Council chiefs look set to press ahead with controversial plans to close five Shropshire primary schools, it was announced today.
Councillors will be asked next week to back the closure of Barrow, Hopton Wafers and Maesbury primary schools. They will also be asked to support the closure of Shawbury Primary School to create a single school for the village with St Mary's Primary School.
Cabinet will be asked not to close Stiperstones Primary School, near Shrewsbury, but will instead allow it to explore plans to federate with Chirbury Primary School, which would see the two share facilities.
And next Wednesday's cabinet will also be asked to proceed with proposals to close Ifton Heath Primary School, in St Martins, and create an all-through school at the village's Rhyn Park Secondary School.
However other schools which were facing closure look set to be saved under the new proposals.
And council chiefs say a plan to federate Onny and Lydbury North primary schools should also be investigated.
Next week's meeting will also recommend that the age range of Buntingsdale Infant School, near Market Drayton, should be extended to allow the school to take children aged four to 11.
Councillor Aggie Caesar-Homden, cabinet member for education and skills, vowed the authority had listened to all the arguments against the proposed closures but said the plans were the best option for the county's children.
She said: "We, as a cabinet, have very difficult decisions ahead of us.
"However, we have not arrived at this stage without careful consideration of all the issues and options – consultation has taken place on an extensive scale.
"We have worked alongside schools and their communities for more than a year to look at the challenges facing our schools and ways to address them," she added.
If cabinet backs the closure plans, the affected schools will shut in August next year.

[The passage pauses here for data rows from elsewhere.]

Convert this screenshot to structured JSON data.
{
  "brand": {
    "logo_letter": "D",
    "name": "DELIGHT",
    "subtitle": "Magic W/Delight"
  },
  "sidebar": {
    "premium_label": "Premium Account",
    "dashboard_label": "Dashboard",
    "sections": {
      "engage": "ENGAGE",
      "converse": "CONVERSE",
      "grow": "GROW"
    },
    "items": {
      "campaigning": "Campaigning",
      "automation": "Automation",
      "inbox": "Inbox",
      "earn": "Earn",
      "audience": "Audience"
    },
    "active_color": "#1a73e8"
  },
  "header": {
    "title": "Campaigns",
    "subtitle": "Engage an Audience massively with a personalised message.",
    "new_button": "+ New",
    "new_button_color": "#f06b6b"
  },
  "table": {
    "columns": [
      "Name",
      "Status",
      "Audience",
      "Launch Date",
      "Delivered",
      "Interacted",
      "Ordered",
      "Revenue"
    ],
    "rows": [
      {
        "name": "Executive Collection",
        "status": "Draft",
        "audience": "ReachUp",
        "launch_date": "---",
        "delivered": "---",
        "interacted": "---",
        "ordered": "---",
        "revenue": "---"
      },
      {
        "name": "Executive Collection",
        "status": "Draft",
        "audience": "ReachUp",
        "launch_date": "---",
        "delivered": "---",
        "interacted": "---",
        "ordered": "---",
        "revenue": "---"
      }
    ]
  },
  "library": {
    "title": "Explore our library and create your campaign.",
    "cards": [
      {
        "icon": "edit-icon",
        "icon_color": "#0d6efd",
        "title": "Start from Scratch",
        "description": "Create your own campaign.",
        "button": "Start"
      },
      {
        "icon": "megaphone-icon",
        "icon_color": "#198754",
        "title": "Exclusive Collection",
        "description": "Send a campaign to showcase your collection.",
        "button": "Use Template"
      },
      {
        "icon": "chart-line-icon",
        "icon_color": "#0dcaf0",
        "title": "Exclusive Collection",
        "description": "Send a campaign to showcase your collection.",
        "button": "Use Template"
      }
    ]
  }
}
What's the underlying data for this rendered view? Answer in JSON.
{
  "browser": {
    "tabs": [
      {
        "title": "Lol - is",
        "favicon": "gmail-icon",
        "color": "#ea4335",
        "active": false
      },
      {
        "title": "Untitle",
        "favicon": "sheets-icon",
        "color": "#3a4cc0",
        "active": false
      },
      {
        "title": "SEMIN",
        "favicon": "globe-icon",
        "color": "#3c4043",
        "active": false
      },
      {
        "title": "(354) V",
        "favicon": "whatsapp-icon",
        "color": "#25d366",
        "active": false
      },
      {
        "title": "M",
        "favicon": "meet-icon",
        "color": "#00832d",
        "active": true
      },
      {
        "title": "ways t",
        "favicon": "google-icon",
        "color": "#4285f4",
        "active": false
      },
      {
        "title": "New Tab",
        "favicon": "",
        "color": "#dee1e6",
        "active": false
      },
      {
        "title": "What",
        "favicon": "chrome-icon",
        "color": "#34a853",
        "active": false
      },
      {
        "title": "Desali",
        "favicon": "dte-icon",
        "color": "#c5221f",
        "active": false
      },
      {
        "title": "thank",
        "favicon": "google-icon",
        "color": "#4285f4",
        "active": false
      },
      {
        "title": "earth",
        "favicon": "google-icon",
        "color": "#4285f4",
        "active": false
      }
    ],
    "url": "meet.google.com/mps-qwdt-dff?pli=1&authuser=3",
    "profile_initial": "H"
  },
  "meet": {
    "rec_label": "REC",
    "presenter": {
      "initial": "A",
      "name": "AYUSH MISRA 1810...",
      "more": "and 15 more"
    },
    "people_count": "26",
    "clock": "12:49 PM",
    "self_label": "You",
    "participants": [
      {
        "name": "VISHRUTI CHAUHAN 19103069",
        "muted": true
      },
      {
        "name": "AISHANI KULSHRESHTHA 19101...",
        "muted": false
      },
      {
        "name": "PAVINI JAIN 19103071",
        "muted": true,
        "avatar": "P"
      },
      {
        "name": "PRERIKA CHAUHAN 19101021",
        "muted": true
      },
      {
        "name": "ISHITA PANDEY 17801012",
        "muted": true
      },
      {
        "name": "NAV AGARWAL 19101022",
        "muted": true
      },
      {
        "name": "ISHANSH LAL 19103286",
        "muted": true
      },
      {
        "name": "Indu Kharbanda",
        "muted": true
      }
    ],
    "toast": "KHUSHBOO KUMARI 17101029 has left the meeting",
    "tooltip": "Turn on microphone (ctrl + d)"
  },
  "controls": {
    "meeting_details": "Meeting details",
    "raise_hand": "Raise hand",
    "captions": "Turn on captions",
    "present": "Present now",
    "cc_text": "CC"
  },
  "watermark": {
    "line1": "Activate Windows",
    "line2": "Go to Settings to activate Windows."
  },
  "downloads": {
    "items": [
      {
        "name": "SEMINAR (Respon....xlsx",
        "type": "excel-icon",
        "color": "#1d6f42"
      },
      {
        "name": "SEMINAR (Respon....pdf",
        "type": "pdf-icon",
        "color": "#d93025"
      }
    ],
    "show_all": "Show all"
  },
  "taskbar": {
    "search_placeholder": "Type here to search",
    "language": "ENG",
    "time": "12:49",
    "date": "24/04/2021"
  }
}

A decision on the Wakeman School, Shrewsbury, which is also threatened with closure, is due to be made in September after a second round of consultation was launched.
By Iain St John